▶ _Problem details_: Retype all of the data exactly as given.

-- Material shown follows --

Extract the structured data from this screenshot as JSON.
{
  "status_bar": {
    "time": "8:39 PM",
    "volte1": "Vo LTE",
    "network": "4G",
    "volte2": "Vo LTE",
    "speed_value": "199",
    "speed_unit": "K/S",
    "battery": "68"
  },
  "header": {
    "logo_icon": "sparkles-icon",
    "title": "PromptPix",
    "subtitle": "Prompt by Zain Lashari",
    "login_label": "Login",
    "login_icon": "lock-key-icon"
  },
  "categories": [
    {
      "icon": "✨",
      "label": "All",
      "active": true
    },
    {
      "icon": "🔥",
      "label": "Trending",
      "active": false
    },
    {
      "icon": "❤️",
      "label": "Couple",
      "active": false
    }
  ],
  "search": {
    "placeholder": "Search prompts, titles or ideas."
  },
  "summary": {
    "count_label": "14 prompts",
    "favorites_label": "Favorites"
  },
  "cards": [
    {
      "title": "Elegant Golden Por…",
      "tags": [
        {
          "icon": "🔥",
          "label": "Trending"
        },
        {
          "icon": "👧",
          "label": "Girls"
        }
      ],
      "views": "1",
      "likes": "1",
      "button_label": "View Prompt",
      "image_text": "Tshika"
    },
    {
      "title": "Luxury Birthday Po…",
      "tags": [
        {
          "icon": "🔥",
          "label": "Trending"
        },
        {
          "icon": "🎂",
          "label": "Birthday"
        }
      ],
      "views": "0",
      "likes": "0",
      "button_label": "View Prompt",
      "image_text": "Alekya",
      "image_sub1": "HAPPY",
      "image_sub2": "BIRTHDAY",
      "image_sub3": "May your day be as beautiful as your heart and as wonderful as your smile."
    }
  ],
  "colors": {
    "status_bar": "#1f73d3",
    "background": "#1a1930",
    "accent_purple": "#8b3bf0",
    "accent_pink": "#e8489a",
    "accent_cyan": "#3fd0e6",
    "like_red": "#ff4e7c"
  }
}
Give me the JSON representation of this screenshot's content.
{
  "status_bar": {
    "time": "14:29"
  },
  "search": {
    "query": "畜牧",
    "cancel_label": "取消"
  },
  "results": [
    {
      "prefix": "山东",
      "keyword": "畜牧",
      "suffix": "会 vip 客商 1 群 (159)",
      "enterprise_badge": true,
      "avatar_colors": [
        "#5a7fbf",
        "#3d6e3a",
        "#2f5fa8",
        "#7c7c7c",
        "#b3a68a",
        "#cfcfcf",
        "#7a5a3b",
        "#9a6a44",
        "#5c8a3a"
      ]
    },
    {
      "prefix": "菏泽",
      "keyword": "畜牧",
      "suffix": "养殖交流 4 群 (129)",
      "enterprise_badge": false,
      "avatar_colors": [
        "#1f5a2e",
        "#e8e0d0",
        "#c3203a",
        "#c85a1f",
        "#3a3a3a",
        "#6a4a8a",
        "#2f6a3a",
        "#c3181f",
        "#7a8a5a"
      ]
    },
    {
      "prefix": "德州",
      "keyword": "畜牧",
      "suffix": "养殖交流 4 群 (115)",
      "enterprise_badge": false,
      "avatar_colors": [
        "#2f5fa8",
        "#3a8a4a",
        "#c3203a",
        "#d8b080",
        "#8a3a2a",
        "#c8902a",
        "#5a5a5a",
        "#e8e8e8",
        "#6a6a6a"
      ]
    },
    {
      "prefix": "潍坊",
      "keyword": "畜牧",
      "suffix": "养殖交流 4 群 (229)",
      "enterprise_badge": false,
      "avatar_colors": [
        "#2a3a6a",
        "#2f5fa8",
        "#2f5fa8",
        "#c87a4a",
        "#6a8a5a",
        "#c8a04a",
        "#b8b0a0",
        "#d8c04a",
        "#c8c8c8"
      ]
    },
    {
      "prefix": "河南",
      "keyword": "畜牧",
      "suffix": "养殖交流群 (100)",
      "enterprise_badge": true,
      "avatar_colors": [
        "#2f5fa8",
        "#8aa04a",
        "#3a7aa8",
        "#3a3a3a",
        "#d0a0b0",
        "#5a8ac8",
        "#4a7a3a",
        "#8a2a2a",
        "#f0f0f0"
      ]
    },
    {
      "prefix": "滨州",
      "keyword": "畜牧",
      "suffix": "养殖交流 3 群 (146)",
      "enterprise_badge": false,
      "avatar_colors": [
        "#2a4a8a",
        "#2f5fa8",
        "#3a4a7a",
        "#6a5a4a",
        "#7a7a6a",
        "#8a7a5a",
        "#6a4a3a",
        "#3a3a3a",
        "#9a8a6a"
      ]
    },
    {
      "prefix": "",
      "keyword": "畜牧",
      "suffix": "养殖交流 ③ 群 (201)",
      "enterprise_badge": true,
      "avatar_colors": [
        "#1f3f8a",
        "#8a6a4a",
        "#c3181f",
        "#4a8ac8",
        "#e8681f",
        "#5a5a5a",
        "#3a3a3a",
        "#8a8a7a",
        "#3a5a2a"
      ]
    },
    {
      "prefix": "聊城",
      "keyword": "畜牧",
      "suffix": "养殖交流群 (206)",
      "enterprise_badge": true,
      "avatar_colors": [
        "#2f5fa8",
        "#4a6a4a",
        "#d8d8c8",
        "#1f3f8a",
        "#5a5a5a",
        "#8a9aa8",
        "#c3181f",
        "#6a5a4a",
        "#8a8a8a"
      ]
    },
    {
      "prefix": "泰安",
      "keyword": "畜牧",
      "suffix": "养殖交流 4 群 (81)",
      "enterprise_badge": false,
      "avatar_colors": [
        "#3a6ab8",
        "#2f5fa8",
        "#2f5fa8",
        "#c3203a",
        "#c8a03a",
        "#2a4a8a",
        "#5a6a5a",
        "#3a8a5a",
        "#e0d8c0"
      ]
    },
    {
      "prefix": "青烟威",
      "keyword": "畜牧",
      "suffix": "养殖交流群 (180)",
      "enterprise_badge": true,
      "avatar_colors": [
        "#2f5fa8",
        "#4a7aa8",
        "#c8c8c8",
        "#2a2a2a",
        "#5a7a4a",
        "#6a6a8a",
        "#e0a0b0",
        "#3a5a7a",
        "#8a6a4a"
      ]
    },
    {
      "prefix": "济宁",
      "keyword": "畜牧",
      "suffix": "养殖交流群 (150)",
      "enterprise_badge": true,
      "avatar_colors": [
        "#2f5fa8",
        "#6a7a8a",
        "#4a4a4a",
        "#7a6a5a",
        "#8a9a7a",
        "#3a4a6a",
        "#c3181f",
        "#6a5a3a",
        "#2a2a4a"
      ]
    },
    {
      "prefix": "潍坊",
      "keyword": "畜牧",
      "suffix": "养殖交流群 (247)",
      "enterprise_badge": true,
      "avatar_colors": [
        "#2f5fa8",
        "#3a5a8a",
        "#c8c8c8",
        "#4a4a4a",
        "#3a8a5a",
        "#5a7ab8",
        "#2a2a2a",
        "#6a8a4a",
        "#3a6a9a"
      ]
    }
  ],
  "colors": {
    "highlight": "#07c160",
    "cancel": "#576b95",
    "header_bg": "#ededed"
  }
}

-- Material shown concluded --

▶ _Answer_:
Extract the structured data from this screenshot as JSON.
{
  "status_bar": {
    "time": "8:39 PM",
    "volte1": "Vo LTE",
    "network": "4G",
    "volte2": "Vo LTE",
    "speed_value": "199",
    "speed_unit": "K/S",
    "battery": "68"
  },
  "header": {
    "logo_icon": "sparkles-icon",
    "title": "PromptPix",
    "subtitle": "Prompt by Zain Lashari",
    "login_label": "Login",
    "login_icon": "lock-key-icon"
  },
  "categories": [
    {
      "icon": "✨",
      "label": "All",
      "active": true
    },
    {
      "icon": "🔥",
      "label": "Trending",
      "active": false
    },
    {
      "icon": "❤️",
      "label": "Couple",
      "active": false
    }
  ],
  "search": {
    "placeholder": "Search prompts, titles or ideas."
  },
  "summary": {
    "count_label": "14 prompts",
    "favorites_label": "Favorites"
  },
  "cards": [
    {
      "title": "Elegant Golden Por…",
      "tags": [
        {
          "icon": "🔥",
          "label": "Trending"
        },
        {
          "icon": "👧",
          "label": "Girls"
        }
      ],
      "views": "1",
      "likes": "1",
      "button_label": "View Prompt",
      "image_text": "Tshika"
    },
    {
      "title": "Luxury Birthday Po…",
      "tags": [
        {
          "icon": "🔥",
          "label": "Trending"
        },
        {
          "icon": "🎂",
          "label": "Birthday"
        }
      ],
      "views": "0",
      "likes": "0",
      "button_label": "View Prompt",
      "image_text": "Alekya",
      "image_sub1": "HAPPY",
      "image_sub2": "BIRTHDAY",
      "image_sub3": "May your day be as beautiful as your heart and as wonderful as your smile."
    }
  ],
  "colors": {
    "status_bar": "#1f73d3",
    "background": "#1a1930",
    "accent_purple": "#8b3bf0",
    "accent_pink": "#e8489a",
    "accent_cyan": "#3fd0e6",
    "like_red": "#ff4e7c"
  }
}
Give me the JSON representation of this screenshot's content.
{
  "status_bar": {
    "time": "14:29"
  },
  "search": {
    "query": "畜牧",
    "cancel_label": "取消"
  },
  "results": [
    {
      "prefix": "山东",
      "keyword": "畜牧",
      "suffix": "会 vip 客商 1 群 (159)",
      "enterprise_badge": true,
      "avatar_colors": [
        "#5a7fbf",
        "#3d6e3a",
        "#2f5fa8",
        "#7c7c7c",
        "#b3a68a",
        "#cfcfcf",
        "#7a5a3b",
        "#9a6a44",
        "#5c8a3a"
      ]
    },
    {
      "prefix": "菏泽",
      "keyword": "畜牧",
      "suffix": "养殖交流 4 群 (129)",
      "enterprise_badge": false,
      "avatar_colors": [
        "#1f5a2e",
        "#e8e0d0",
        "#c3203a",
        "#c85a1f",
        "#3a3a3a",
        "#6a4a8a",
        "#2f6a3a",
        "#c3181f",
        "#7a8a5a"
      ]
    },
    {
      "prefix": "德州",
      "keyword": "畜牧",
      "suffix": "养殖交流 4 群 (115)",
      "enterprise_badge": false,
      "avatar_colors": [
        "#2f5fa8",
        "#3a8a4a",
        "#c3203a",
        "#d8b080",
        "#8a3a2a",
        "#c8902a",
        "#5a5a5a",
        "#e8e8e8",
        "#6a6a6a"
      ]
    },
    {
      "prefix": "潍坊",
      "keyword": "畜牧",
      "suffix": "养殖交流 4 群 (229)",
      "enterprise_badge": false,
      "avatar_colors": [
        "#2a3a6a",
        "#2f5fa8",
        "#2f5fa8",
        "#c87a4a",
        "#6a8a5a",
        "#c8a04a",
        "#b8b0a0",
        "#d8c04a",
        "#c8c8c8"
      ]
    },
    {
      "prefix": "河南",
      "keyword": "畜牧",
      "suffix": "养殖交流群 (100)",
      "enterprise_badge": true,
      "avatar_colors": [
        "#2f5fa8",
        "#8aa04a",
        "#3a7aa8",
        "#3a3a3a",
        "#d0a0b0",
        "#5a8ac8",
        "#4a7a3a",
        "#8a2a2a",
        "#f0f0f0"
      ]
    },
    {
      "prefix": "滨州",
      "keyword": "畜牧",
      "suffix": "养殖交流 3 群 (146)",
      "enterprise_badge": false,
      "avatar_colors": [
        "#2a4a8a",
        "#2f5fa8",
        "#3a4a7a",
        "#6a5a4a",
        "#7a7a6a",
        "#8a7a5a",
        "#6a4a3a",
        "#3a3a3a",
        "#9a8a6a"
      ]
    },
    {
      "prefix": "",
      "keyword": "畜牧",
      "suffix": "养殖交流 ③ 群 (201)",
      "enterprise_badge": true,
      "avatar_colors": [
        "#1f3f8a",
        "#8a6a4a",
        "#c3181f",
        "#4a8ac8",
        "#e8681f",
        "#5a5a5a",
        "#3a3a3a",
        "#8a8a7a",
        "#3a5a2a"
      ]
    },
    {
      "prefix": "聊城",
      "keyword": "畜牧",
      "suffix": "养殖交流群 (206)",
      "enterprise_badge": true,
      "avatar_colors": [
        "#2f5fa8",
        "#4a6a4a",
        "#d8d8c8",
        "#1f3f8a",
        "#5a5a5a",
        "#8a9aa8",
        "#c3181f",
        "#6a5a4a",
        "#8a8a8a"
      ]
    },
    {
      "prefix": "泰安",
      "keyword": "畜牧",
      "suffix": "养殖交流 4 群 (81)",
      "enterprise_badge": false,
      "avatar_colors": [
        "#3a6ab8",
        "#2f5fa8",
        "#2f5fa8",
        "#c3203a",
        "#c8a03a",
        "#2a4a8a",
        "#5a6a5a",
        "#3a8a5a",
        "#e0d8c0"
      ]
    },
    {
      "prefix": "青烟威",
      "keyword": "畜牧",
      "suffix": "养殖交流群 (180)",
      "enterprise_badge": true,
      "avatar_colors": [
        "#2f5fa8",
        "#4a7aa8",
        "#c8c8c8",
        "#2a2a2a",
        "#5a7a4a",
        "#6a6a8a",
        "#e0a0b0",
        "#3a5a7a",
        "#8a6a4a"
      ]
    },
    {
      "prefix": "济宁",
      "keyword": "畜牧",
      "suffix": "养殖交流群 (150)",
      "enterprise_badge": true,
      "avatar_colors": [
        "#2f5fa8",
        "#6a7a8a",
        "#4a4a4a",
        "#7a6a5a",
        "#8a9a7a",
        "#3a4a6a",
        "#c3181f",
        "#6a5a3a",
        "#2a2a4a"
      ]
    },
    {
      "prefix": "潍坊",
      "keyword": "畜牧",
      "suffix": "养殖交流群 (247)",
      "enterprise_badge": true,
      "avatar_colors": [
        "#2f5fa8",
        "#3a5a8a",
        "#c8c8c8",
        "#4a4a4a",
        "#3a8a5a",
        "#5a7ab8",
        "#2a2a2a",
        "#6a8a4a",
        "#3a6a9a"
      ]
    }
  ],
  "colors": {
    "highlight": "#07c160",
    "cancel": "#576b95",
    "header_bg": "#ededed"
  }
}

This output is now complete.